The recent decision in Alenia N. America, Inc. v. District of Columbia Office of Tax and Revenue in the District of Columbia Office of Administrative Hearings (OAH) could present opportunities for District taxpayers to receive corporate franchise tax refunds by including their joint ventures’ apportionment factors in the taxpayers’ District apportionment percentage calculation.  Alenia N. America v. District of Columbia Office of Tax and Revenue, Dkt. 2012-OTR-00015 (D.C. O.A.H.  Mar. 11, 2014).

Through an unwritten, internal policy, the District of Columbia Office of Tax and Revenue (OTR) prohibited separate filers from including the apportionment factors of joint ventures in which a taxpayer was a member/partner in the apportionment percentage calculation while permitting consolidated filers to do so.  Alenia N. America challenged this interpretation of the District’s apportionment formula, filing a protest in OAH.  Alenia is a separate filer C Corporation headquartered in the District.  A portion of Alenia’s 2010 tax year income resulted from its 51 percent ownership in a Mississippi LLC, Global Military Aircraft Systems (GMAS).  Because OTR required Alenia to include the income resulting from ownership of GMAS in its apportionable tax base but exclude the apportionment factors of GMAS, Alenia’s District apportionment percentage increased from 55.1899 percent to 86.1993 percent.  OTR effectively asserted the power of taxation over income derived from sources outside of the District.

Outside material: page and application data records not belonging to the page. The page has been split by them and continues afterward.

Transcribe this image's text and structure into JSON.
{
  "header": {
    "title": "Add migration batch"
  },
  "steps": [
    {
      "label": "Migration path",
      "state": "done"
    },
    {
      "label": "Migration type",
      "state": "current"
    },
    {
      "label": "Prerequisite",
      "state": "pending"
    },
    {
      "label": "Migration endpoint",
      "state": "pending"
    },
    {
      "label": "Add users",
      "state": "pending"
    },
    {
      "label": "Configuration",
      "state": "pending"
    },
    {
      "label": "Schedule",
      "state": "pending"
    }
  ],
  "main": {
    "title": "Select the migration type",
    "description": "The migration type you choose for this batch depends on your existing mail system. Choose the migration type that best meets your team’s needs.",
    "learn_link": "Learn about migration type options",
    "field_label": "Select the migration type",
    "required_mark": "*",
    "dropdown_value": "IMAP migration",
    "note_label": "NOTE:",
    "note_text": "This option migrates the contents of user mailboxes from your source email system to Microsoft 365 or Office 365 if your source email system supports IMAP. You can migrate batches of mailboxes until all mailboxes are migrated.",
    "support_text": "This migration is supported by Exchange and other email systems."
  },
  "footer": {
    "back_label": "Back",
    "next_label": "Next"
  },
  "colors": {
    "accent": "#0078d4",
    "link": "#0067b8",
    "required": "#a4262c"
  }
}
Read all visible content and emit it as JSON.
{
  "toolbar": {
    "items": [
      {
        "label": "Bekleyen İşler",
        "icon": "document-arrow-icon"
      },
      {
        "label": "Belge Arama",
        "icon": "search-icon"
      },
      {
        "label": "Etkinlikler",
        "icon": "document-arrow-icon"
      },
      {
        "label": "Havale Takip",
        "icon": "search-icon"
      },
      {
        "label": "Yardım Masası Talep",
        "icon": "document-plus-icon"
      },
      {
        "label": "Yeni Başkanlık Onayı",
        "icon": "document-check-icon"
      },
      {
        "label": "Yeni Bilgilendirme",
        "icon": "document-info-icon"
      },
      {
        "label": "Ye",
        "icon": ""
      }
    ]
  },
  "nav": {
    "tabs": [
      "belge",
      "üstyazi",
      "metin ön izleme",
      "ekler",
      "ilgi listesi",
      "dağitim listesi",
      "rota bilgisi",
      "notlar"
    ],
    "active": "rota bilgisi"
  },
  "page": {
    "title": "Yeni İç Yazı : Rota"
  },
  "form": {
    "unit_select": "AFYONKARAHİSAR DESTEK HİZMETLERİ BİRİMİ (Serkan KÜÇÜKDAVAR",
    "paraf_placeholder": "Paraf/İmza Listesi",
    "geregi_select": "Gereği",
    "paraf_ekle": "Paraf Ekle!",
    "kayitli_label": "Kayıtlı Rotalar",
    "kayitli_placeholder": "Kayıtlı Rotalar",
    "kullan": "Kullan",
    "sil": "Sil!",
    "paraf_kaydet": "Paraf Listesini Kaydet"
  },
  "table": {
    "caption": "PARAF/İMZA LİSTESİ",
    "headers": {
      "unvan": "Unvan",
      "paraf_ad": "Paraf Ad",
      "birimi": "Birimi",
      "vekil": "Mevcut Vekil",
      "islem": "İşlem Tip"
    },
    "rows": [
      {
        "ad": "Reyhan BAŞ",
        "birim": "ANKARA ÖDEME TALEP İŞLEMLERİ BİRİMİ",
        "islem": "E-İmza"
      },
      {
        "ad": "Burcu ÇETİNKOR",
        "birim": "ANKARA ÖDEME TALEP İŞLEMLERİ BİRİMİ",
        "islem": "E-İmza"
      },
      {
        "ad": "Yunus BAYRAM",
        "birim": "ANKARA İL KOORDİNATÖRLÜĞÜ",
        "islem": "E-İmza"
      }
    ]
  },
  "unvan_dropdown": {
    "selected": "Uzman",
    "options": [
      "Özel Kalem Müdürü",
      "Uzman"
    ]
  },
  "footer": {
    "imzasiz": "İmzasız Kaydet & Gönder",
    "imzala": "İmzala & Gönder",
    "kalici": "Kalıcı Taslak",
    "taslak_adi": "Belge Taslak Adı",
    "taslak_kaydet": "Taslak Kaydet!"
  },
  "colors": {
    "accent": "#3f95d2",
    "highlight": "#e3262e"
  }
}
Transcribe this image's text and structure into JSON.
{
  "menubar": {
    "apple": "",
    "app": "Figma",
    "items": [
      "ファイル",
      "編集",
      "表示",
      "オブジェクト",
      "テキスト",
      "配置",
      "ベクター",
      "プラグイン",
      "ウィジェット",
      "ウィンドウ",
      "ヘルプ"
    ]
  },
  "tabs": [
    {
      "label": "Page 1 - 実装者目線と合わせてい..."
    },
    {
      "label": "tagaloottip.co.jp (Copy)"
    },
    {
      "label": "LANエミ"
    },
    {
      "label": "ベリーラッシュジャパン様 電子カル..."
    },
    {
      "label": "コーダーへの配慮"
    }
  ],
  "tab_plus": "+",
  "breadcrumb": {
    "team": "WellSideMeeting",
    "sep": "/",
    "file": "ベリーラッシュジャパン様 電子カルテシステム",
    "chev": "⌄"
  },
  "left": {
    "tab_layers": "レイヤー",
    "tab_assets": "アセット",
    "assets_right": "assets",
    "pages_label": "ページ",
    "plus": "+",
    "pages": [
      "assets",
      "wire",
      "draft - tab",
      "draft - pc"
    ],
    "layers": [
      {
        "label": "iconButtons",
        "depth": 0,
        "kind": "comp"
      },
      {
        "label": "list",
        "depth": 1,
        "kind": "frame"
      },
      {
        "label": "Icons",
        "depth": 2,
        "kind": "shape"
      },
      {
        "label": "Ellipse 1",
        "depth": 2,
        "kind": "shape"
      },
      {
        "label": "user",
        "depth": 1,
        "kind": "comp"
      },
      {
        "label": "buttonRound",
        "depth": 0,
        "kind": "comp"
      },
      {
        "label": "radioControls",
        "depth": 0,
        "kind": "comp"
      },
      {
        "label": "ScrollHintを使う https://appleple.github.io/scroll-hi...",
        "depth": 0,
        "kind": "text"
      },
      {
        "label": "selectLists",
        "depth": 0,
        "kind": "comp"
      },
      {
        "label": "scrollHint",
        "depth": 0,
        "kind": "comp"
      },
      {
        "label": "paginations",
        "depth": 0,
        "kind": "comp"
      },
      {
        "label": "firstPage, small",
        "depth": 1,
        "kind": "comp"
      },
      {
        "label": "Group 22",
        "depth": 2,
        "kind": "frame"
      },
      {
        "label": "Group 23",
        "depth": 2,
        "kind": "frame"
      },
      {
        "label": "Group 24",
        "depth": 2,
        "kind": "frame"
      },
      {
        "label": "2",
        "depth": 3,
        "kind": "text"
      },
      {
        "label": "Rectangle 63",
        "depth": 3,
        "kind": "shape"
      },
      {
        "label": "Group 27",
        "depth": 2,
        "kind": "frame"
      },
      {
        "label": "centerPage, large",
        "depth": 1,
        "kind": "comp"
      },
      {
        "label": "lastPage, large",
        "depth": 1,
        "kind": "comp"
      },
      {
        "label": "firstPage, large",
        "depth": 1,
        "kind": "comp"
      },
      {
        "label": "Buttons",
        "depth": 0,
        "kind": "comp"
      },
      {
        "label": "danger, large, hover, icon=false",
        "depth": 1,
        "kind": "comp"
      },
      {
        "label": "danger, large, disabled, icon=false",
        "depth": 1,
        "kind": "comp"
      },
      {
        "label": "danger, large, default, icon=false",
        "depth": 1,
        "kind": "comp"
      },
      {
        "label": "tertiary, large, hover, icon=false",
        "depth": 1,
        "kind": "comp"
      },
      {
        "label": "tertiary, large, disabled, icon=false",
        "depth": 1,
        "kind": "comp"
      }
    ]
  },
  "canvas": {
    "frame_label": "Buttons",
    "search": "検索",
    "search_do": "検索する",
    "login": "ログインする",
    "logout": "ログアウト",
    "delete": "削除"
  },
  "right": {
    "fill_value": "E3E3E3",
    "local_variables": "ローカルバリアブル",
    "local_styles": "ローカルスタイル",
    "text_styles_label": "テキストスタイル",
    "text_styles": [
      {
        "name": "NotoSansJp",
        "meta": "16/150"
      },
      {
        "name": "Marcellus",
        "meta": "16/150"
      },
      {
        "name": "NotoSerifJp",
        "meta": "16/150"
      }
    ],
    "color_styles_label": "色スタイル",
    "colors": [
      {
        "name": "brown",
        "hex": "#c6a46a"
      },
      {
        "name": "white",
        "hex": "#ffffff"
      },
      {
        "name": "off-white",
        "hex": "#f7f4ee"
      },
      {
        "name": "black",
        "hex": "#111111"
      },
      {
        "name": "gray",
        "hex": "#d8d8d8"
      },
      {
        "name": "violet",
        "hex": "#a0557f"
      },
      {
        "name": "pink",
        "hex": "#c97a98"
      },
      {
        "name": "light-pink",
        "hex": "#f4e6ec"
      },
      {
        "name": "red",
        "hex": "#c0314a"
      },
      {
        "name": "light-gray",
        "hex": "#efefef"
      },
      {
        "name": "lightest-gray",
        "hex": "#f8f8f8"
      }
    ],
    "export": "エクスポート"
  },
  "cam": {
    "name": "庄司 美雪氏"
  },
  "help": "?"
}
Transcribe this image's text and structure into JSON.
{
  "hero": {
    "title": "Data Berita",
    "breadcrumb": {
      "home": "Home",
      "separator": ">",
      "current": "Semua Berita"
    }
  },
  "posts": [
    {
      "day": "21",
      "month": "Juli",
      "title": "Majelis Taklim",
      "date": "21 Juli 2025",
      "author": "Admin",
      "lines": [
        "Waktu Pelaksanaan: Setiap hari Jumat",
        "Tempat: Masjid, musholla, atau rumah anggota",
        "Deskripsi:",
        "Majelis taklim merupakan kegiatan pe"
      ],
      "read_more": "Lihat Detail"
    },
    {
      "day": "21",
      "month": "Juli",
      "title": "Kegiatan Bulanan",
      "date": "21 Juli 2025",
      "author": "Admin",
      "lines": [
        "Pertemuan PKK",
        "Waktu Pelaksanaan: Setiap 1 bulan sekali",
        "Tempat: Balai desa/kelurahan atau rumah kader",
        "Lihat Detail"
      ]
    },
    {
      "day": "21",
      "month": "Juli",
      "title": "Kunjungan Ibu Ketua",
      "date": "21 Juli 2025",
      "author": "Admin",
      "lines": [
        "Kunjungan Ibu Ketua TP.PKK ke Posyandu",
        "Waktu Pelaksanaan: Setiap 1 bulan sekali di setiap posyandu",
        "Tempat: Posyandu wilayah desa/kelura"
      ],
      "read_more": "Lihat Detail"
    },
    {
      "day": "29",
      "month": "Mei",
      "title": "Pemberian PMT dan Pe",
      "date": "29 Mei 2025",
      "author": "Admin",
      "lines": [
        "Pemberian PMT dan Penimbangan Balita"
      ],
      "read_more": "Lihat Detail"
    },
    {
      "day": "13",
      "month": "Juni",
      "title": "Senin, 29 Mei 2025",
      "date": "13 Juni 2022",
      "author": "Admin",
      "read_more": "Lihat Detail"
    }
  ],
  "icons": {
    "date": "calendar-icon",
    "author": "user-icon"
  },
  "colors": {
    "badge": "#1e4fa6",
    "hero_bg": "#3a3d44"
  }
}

OAH granted a summary decision in favor of Alenia, holding that GMAS’ apportionment factors could be included by Alenia because Alenia and GMAS were unitary and the District’s apportionment statute was designed with the purpose to create uniformity; most states applying formulaic apportionment allow for the inclusion of the apportionment factors (see Homart Development Co. v. Norberg, 529 A.2d 115 (R.I. 1987); Malpass v. Dep’t of Treasury, 494 Mich. 237, 833 N.W.2d 272 (2013)); and factor inclusion was necessary to reflect the source of the GMAS income.  Reading the District’s apportionment statute, D.C. Code § 47-1810.02, “consistently with its constitutional underpinnings and its general purpose to promote uniformity” overcame the silence as to whether the inclusion of factors applied to separate filers.  OTR’s misinterpretation of District law was “in conflict with the statute.” Alenia, Dkt. 2012-OTR-00015 at *26.

In light of the holding in Alenia allowing for the inclusion of the apportionment factors of joint ventures, taxpayers should consider whether District refunds are now available to them.  Further, an argument can be made that the holding in Alenia continues to apply despite the District’s switch to a combined reporting regime because of the court’s insistence that factor inclusion is necessary to reflect the source of the taxpayer’s income.

For a copy of the decision, contact one of the authors.